What you have to do. For the string "Access", state the number of lines in the data that contain it, and nothing else.

Input data.

* * * * *

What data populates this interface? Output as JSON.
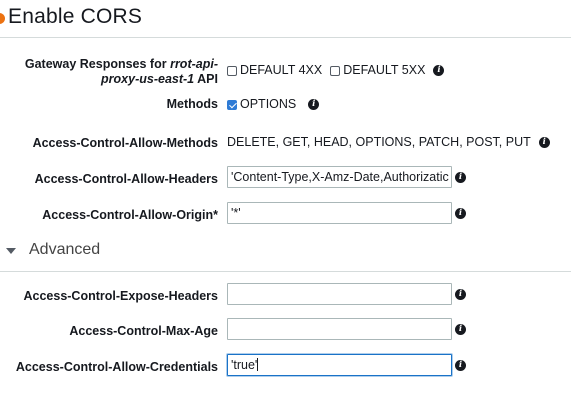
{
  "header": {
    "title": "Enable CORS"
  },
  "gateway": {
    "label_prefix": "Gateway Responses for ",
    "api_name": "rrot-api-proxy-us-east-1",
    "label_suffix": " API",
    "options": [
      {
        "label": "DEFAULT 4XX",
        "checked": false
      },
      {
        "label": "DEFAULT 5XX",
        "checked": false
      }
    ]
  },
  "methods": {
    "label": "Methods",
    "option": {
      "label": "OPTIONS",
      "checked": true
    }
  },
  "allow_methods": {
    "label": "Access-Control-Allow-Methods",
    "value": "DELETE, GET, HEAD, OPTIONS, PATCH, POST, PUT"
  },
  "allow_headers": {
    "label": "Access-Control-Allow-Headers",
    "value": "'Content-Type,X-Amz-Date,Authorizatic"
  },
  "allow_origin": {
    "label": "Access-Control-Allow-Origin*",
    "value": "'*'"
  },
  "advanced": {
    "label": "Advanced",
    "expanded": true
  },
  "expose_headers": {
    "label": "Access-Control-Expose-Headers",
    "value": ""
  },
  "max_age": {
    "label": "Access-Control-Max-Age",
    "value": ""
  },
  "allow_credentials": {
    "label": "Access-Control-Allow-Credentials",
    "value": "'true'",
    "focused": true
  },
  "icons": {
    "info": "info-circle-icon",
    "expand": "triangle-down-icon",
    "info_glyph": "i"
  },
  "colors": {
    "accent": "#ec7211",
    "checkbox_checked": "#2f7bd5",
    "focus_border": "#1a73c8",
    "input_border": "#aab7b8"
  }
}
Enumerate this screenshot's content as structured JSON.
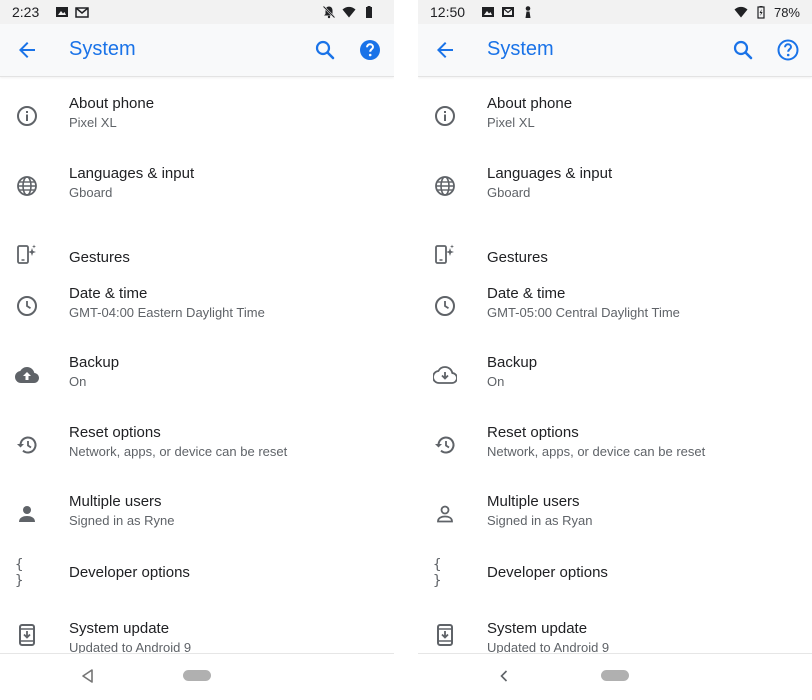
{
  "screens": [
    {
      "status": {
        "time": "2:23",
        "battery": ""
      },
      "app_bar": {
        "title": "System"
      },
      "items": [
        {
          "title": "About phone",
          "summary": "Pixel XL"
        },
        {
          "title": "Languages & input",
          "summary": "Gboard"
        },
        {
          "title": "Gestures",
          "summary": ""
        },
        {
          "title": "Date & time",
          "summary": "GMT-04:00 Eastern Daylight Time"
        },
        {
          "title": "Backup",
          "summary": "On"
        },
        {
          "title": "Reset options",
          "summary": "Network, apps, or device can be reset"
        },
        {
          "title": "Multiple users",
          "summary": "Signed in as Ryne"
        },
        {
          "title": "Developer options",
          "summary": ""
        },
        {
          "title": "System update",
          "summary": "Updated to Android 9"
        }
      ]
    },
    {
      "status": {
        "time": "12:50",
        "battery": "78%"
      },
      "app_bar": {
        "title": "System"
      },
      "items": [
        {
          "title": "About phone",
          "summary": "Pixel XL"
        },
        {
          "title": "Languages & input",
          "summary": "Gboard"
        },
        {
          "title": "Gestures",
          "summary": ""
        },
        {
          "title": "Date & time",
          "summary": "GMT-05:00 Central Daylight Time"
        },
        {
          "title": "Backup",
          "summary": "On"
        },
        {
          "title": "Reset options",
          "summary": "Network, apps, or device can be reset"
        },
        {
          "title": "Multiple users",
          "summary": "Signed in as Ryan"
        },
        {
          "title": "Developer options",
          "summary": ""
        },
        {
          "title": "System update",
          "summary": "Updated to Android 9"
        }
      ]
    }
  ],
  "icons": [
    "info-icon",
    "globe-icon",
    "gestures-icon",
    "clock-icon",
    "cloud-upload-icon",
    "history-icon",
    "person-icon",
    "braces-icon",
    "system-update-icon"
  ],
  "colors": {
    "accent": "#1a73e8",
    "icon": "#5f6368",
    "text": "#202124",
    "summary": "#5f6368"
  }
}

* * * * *

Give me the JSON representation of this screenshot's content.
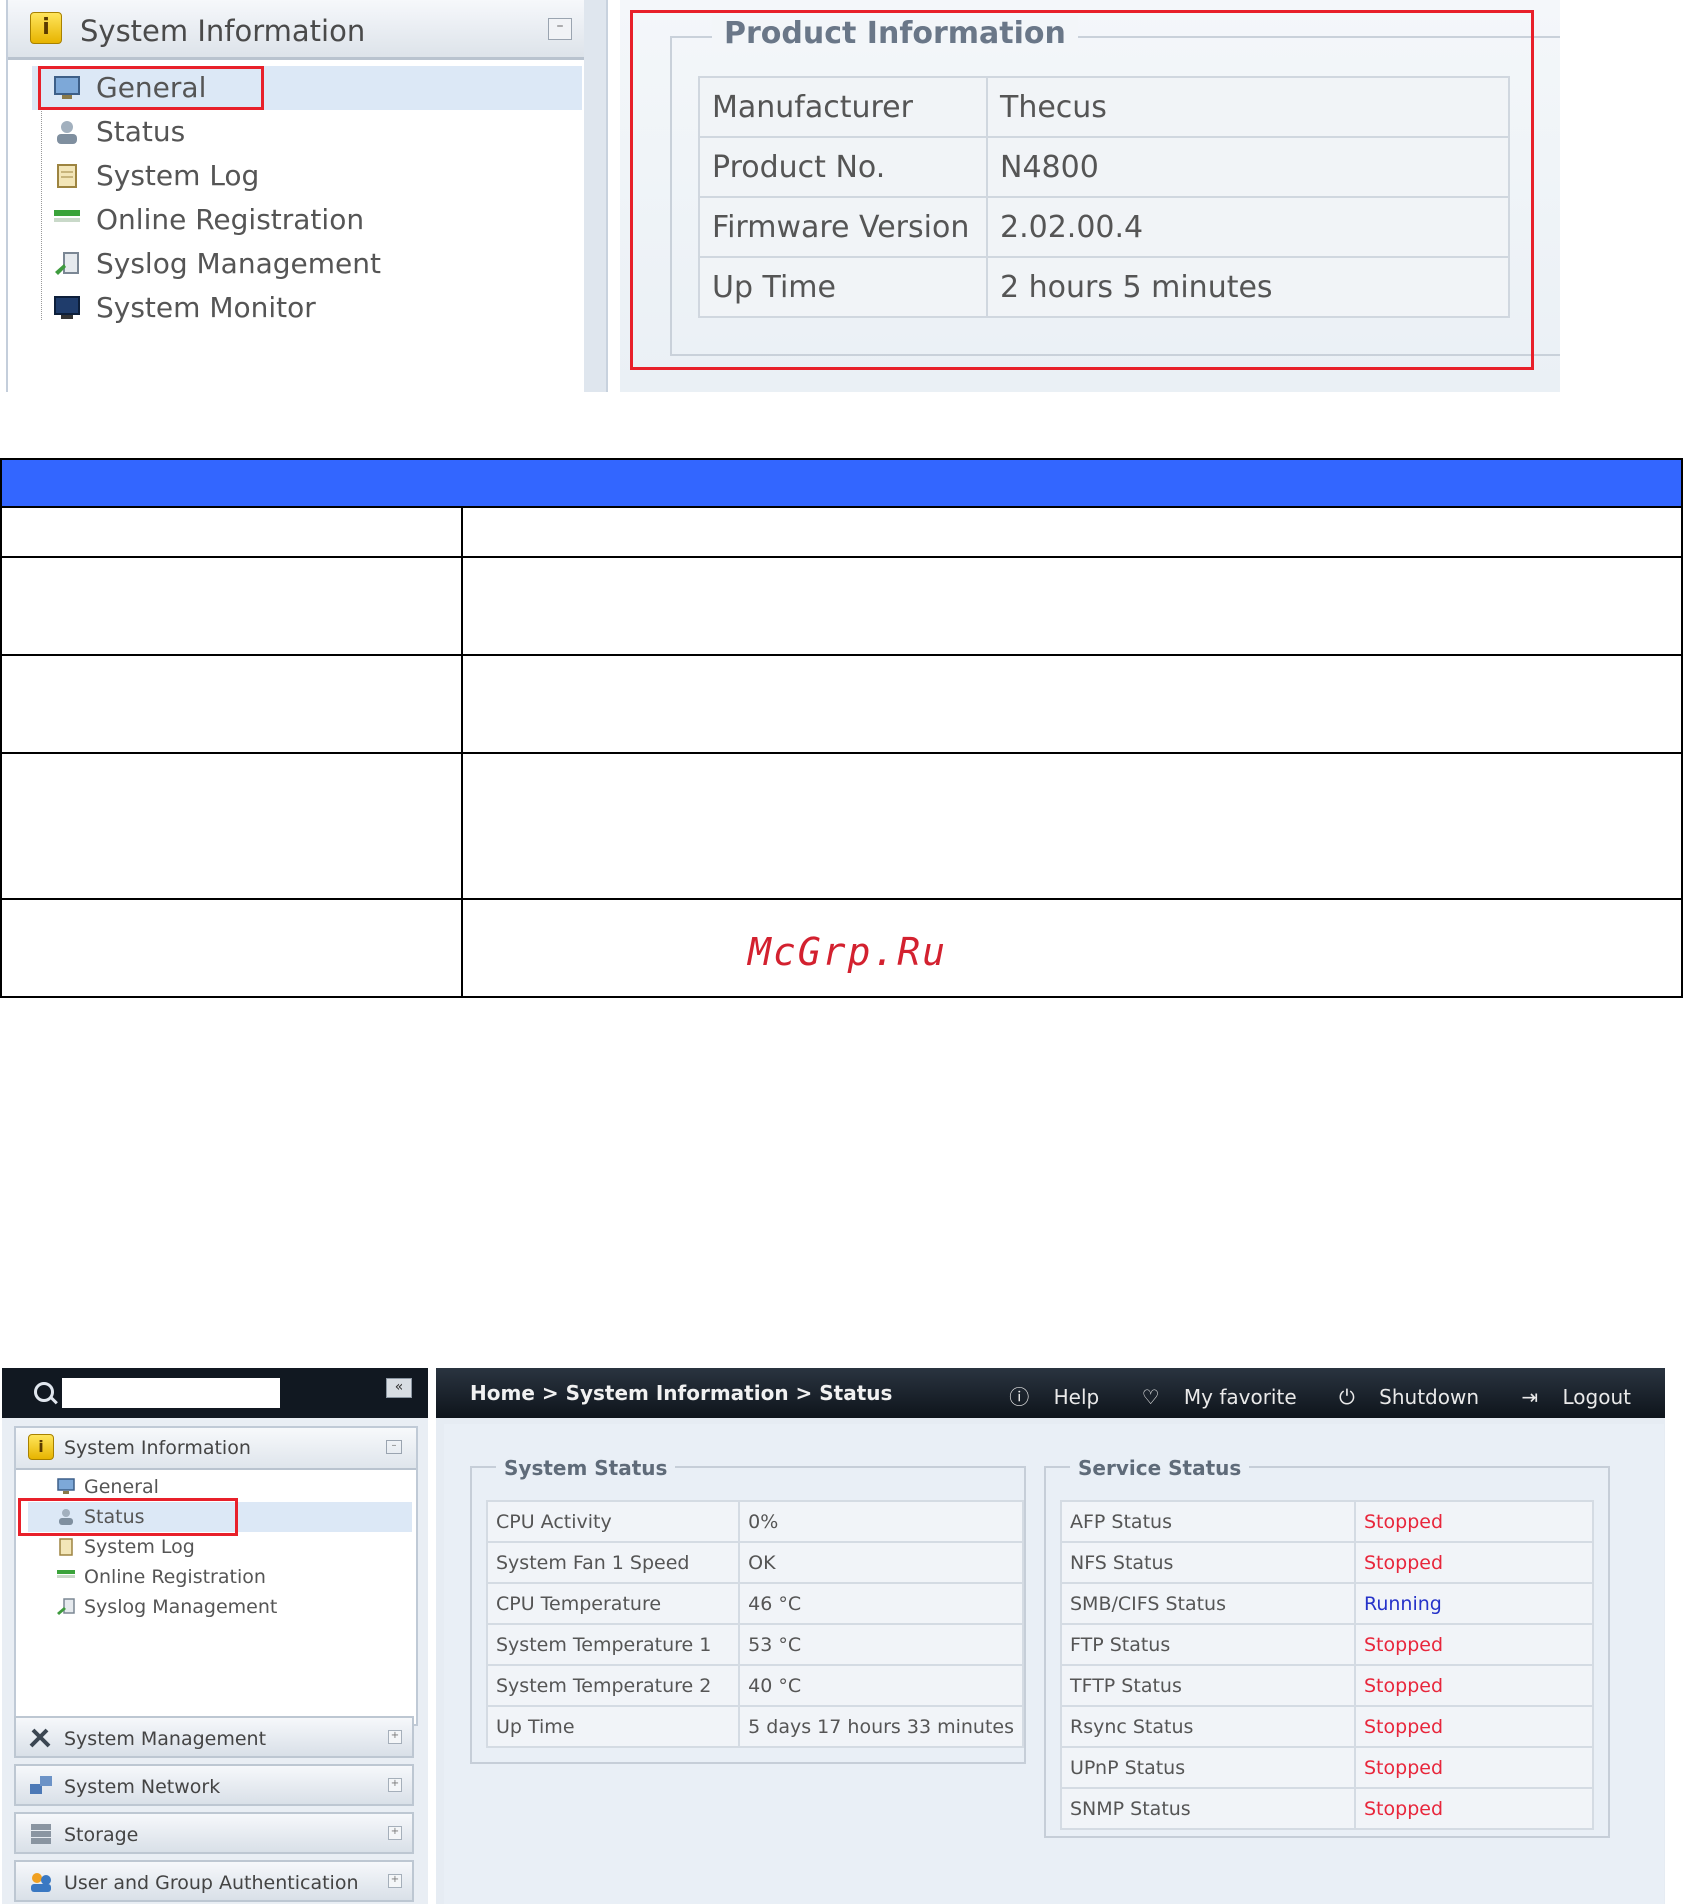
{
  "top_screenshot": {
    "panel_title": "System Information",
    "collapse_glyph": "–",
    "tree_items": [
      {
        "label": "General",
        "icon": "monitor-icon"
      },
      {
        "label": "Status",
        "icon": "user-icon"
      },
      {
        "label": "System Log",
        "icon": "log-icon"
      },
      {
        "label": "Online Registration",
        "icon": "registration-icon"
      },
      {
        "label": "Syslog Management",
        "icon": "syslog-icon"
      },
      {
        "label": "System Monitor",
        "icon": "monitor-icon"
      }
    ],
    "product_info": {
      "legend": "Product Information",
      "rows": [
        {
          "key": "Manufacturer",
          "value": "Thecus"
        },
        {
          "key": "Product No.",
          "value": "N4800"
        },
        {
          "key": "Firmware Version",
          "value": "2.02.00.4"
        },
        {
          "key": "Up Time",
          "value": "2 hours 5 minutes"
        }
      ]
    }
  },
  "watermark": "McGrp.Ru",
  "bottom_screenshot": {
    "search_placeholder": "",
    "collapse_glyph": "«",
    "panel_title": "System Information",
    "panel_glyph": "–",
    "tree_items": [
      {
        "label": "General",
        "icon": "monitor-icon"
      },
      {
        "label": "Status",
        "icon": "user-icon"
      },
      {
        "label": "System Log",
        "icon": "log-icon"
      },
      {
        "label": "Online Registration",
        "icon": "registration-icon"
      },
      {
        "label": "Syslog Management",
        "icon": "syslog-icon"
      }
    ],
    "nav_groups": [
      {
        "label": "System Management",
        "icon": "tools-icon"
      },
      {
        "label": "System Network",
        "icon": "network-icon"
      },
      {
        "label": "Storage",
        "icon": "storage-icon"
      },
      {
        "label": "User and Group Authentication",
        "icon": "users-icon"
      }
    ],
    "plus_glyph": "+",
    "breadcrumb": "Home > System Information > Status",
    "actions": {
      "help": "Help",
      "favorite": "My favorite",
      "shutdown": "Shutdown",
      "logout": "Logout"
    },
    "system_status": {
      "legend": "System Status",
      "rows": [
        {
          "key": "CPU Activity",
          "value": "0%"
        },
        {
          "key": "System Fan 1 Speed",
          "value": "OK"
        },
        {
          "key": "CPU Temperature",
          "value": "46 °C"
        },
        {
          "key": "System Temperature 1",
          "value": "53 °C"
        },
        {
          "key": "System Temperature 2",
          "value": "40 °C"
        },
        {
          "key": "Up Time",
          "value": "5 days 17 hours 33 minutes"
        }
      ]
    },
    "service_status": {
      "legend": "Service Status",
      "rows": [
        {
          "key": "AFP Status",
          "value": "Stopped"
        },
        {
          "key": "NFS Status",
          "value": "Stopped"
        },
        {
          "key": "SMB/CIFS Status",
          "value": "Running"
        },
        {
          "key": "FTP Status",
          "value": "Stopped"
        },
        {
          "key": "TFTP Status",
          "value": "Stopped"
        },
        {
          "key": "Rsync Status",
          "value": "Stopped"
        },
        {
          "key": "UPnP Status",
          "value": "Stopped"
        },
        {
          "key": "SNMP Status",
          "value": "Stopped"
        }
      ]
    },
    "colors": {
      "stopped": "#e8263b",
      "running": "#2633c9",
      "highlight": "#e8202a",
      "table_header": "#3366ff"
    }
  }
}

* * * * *

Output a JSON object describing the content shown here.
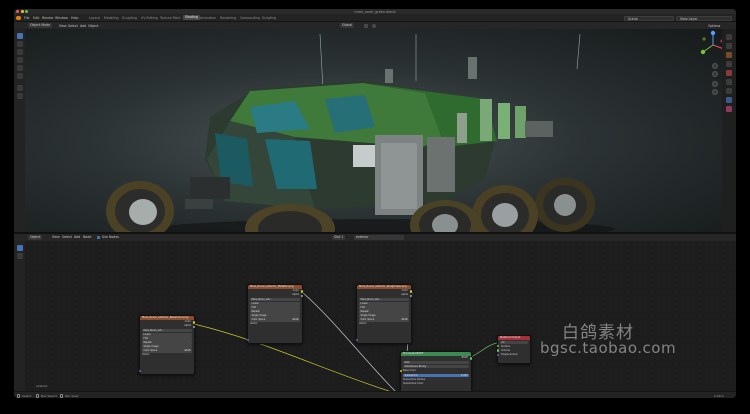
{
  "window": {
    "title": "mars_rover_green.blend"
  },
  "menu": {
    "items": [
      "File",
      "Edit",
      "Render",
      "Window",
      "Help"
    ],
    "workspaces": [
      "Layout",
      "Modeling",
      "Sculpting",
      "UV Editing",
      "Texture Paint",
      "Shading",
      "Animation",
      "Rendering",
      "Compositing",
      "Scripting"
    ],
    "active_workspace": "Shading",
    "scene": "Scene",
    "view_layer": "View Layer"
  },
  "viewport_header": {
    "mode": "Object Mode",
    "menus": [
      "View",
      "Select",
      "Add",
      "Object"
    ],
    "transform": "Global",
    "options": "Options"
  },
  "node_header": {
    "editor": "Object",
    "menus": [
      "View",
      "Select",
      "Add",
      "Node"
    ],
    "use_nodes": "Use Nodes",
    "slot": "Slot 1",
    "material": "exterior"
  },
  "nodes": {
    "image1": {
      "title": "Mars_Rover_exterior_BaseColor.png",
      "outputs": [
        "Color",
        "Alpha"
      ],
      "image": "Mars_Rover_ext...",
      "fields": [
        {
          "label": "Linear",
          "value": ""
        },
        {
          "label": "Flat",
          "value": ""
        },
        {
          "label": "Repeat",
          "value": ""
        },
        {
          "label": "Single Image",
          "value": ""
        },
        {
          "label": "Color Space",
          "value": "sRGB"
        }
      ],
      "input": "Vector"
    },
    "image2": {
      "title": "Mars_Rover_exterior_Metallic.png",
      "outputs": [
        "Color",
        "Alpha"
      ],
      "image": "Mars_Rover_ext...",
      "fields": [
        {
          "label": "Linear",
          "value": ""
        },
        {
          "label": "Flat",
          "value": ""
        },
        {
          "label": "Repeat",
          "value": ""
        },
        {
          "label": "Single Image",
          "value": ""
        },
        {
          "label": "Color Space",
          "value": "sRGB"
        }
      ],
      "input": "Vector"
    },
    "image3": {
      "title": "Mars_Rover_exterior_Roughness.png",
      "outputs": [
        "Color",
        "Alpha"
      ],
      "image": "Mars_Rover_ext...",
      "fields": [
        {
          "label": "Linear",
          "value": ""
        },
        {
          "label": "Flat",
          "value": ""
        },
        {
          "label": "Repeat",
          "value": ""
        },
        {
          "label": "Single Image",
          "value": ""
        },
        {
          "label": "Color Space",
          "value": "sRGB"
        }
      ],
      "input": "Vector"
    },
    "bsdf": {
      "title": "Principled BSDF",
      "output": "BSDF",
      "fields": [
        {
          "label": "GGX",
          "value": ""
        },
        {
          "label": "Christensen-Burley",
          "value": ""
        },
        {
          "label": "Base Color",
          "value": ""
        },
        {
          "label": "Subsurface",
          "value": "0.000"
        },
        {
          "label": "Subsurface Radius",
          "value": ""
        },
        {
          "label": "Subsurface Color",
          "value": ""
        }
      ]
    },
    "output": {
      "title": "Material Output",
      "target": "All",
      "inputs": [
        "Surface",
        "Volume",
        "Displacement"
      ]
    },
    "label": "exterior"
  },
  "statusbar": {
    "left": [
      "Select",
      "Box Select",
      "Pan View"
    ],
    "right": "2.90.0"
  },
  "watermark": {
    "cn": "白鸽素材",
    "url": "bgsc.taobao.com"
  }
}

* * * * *

Finished exercise. 6